Men, if you ever find yourself in the position of being physically intimidated or feeling cornered by a woman, it’s okay to talk about it. (I’m not going to come up with examples, but there are a lot of situations where a dude might feel that way.) It’s okay to suggest that, when a woman is obviously capable of physically harming someone, she should be careful about how she treats others. With great power comes great etc.

Also! If you do say something like the above, it’s not okay for other people to respond, “Stop demonizing women for being sexual beings” or “Why should women have to obsessively police their behavior just to avoid being considered man-rapers?!” or “Poor guy, getting asked out by a woman! Do you think you’ve suffered more than any other oppressed group on earth?”

It’s not okay for anyone to respond, “I bet you would have been fine with it if she were a thin gorgeous supermodel” when you haven’t made an issue of physical attractiveness. (Nor is it okay for anyone to call you abnormal or unmanly for turning down a sexual offer—men get that particular variety of flak more often than women.) It’s not okay for anyone to respond, “What a hurtful thing to say about a lady!” when you’ve only criticized her behavior without identifying her.

All this also applies to women talking about men, men talking about men, and women talking about women. It’s not misogynist or misandrist to talk about inconsiderate behavior from members of the other gender. It’s not homophobic to talk about inconsiderate behavior from members of your own gender.

(Note: Just to be clear where I stand on this, I know for a fact that I have creeped people out in the past. I have flirted and stared and “sexualized” people inappropriately—not because I was a bad person, but because I was clueless.
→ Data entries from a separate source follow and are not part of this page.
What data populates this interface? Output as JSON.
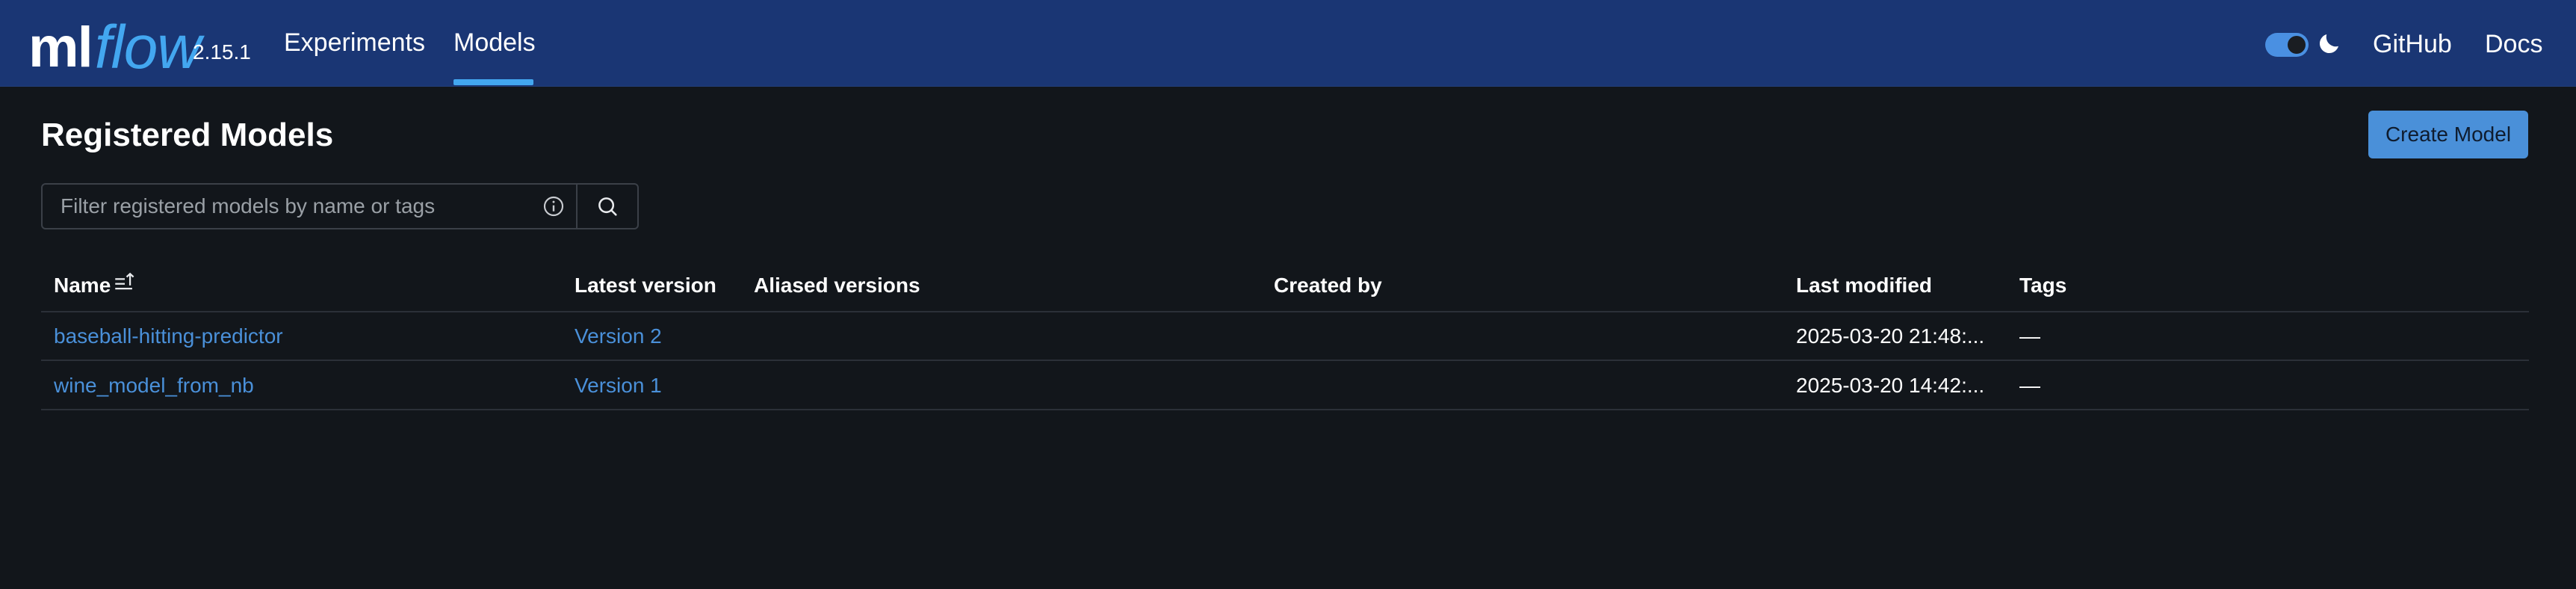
{
  "header": {
    "logo_ml": "ml",
    "logo_flow": "flow",
    "version": "2.15.1",
    "nav": [
      {
        "label": "Experiments",
        "active": false
      },
      {
        "label": "Models",
        "active": true
      }
    ],
    "theme_toggle": "on",
    "moon_icon": "moon-icon",
    "links": [
      "GitHub",
      "Docs"
    ]
  },
  "page": {
    "title": "Registered Models",
    "create_button": "Create Model"
  },
  "search": {
    "placeholder": "Filter registered models by name or tags",
    "info_icon": "info-icon",
    "search_icon": "search-icon"
  },
  "table": {
    "columns": [
      "Name",
      "Latest version",
      "Aliased versions",
      "Created by",
      "Last modified",
      "Tags"
    ],
    "sort_icon": "sort-ascending-icon",
    "rows": [
      {
        "name": "baseball-hitting-predictor",
        "latest_version": "Version 2",
        "aliased_versions": "",
        "created_by": "",
        "last_modified": "2025-03-20 21:48:...",
        "tags": "—"
      },
      {
        "name": "wine_model_from_nb",
        "latest_version": "Version 1",
        "aliased_versions": "",
        "created_by": "",
        "last_modified": "2025-03-20 14:42:...",
        "tags": "—"
      }
    ]
  },
  "colors": {
    "header_bg": "#1a3674",
    "page_bg": "#12161b",
    "accent": "#43a7f0",
    "link": "#4a90d9",
    "button_bg": "#4a90d9"
  }
}
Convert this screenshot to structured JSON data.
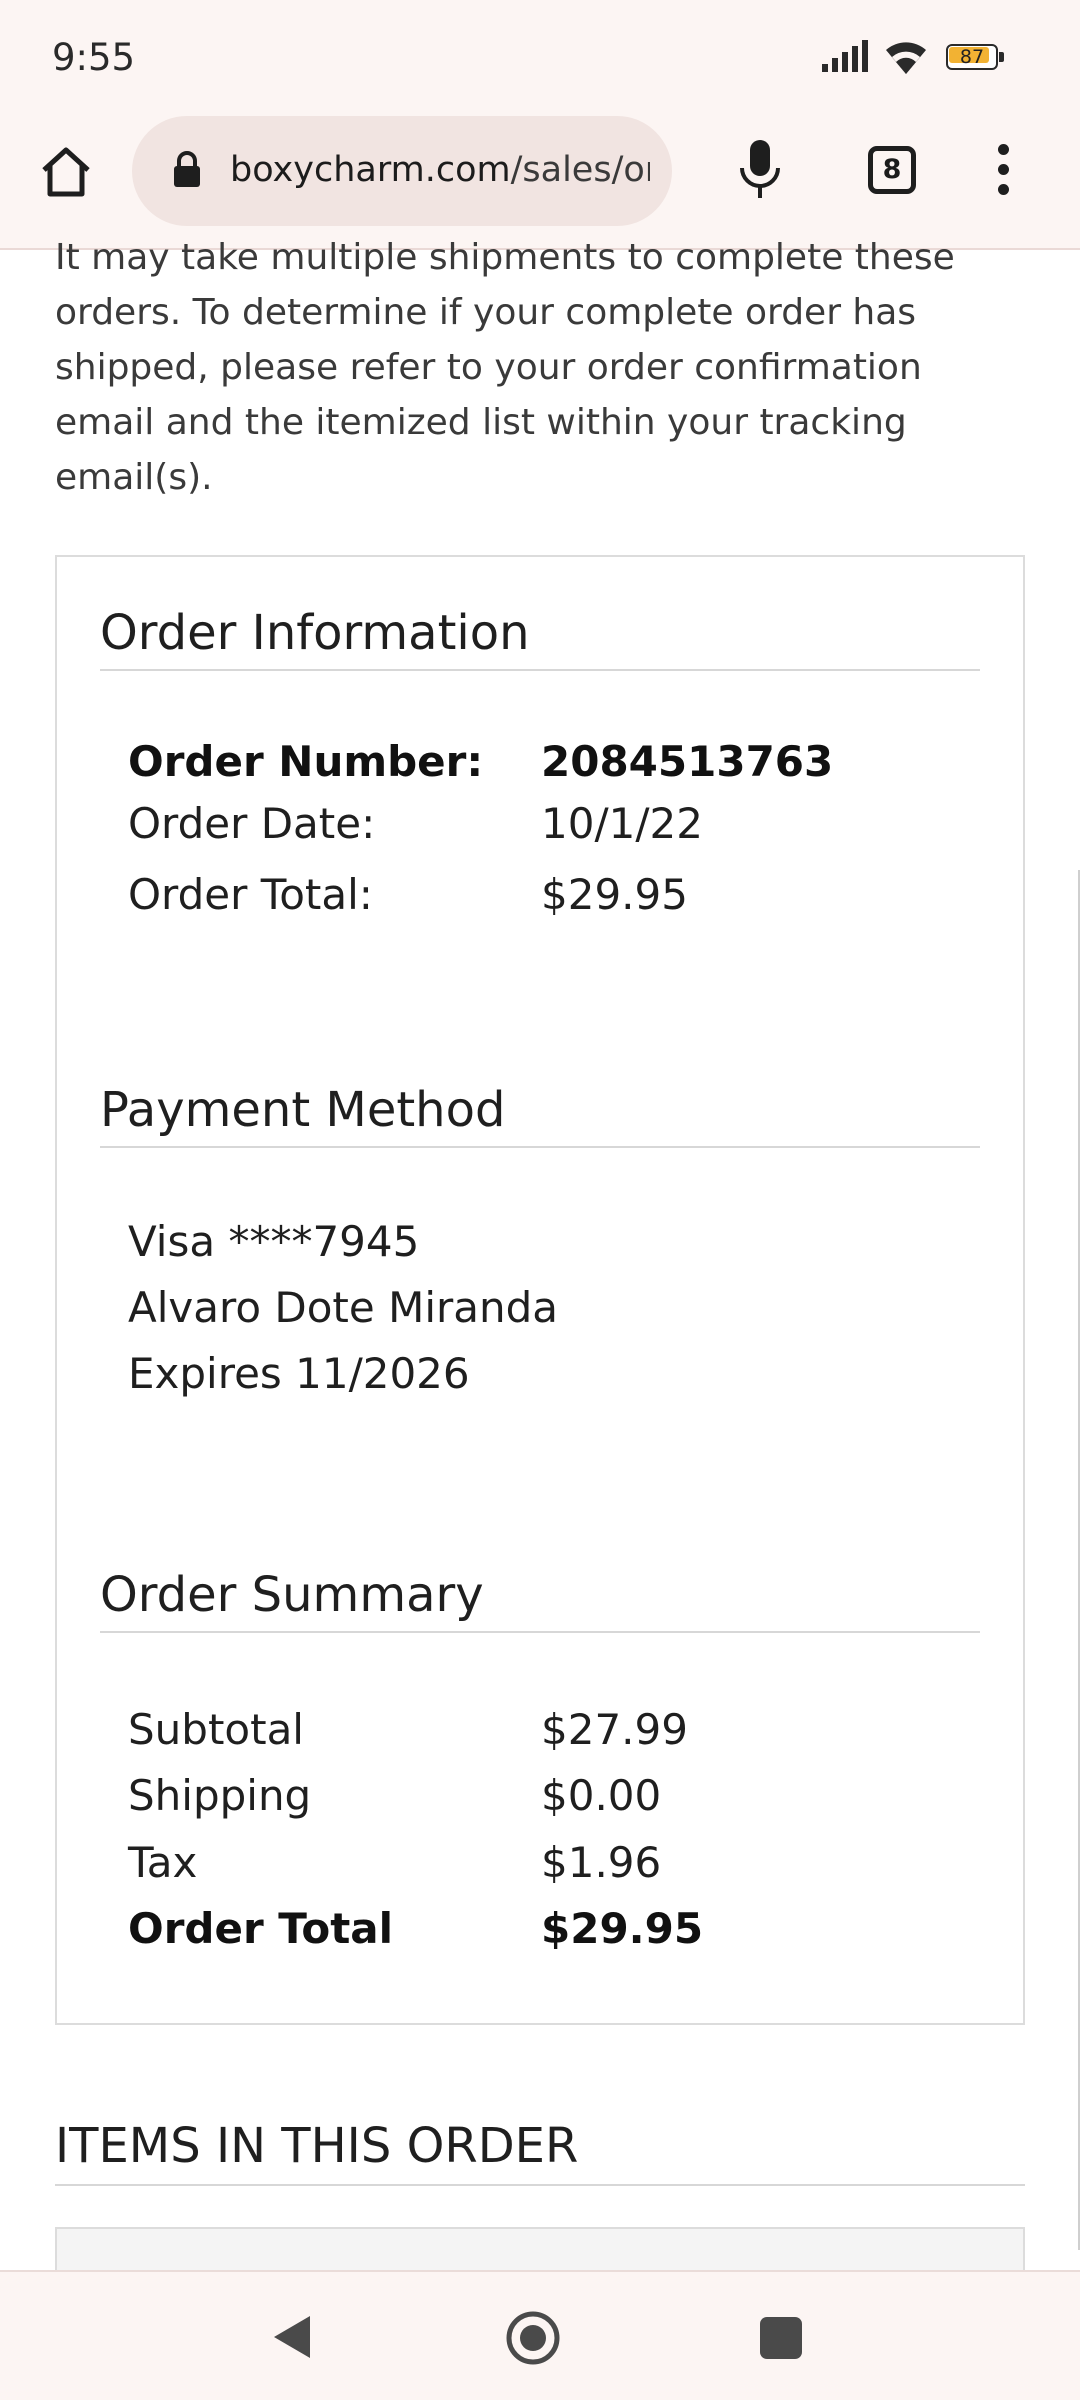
{
  "status_bar": {
    "time": "9:55",
    "battery": "87",
    "battery_level": 0.87,
    "icons": [
      "signal-icon",
      "wifi-icon",
      "battery-icon"
    ]
  },
  "browser": {
    "url_domain": "boxycharm.com",
    "url_path": "/sales/orc",
    "tab_count": "8",
    "icons": [
      "home-icon",
      "lock-icon",
      "mic-icon",
      "tabs-icon",
      "menu-icon"
    ]
  },
  "intro_text": "It may take multiple shipments to complete these orders. To determine if your complete order has shipped, please refer to your order confirmation email and the itemized list within your tracking email(s).",
  "order_information": {
    "title": "Order Information",
    "number_label": "Order Number:",
    "number_value": "2084513763",
    "date_label": "Order Date:",
    "date_value": "10/1/22",
    "total_label": "Order Total:",
    "total_value": "$29.95"
  },
  "payment_method": {
    "title": "Payment Method",
    "card": "Visa ****7945",
    "name": "Alvaro Dote Miranda",
    "expires": "Expires 11/2026"
  },
  "order_summary": {
    "title": "Order Summary",
    "subtotal_label": "Subtotal",
    "subtotal_value": "$27.99",
    "shipping_label": "Shipping",
    "shipping_value": "$0.00",
    "tax_label": "Tax",
    "tax_value": "$1.96",
    "total_label": "Order Total",
    "total_value": "$29.95"
  },
  "items_title": "ITEMS IN THIS ORDER",
  "nav_bar": {
    "icons": [
      "back-icon",
      "home-icon",
      "recents-icon"
    ]
  }
}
Learning about other people’s uncomfortable experiences has helped me be less clueless.)

Edited to add: Stephanie Zvan beat me to the punch.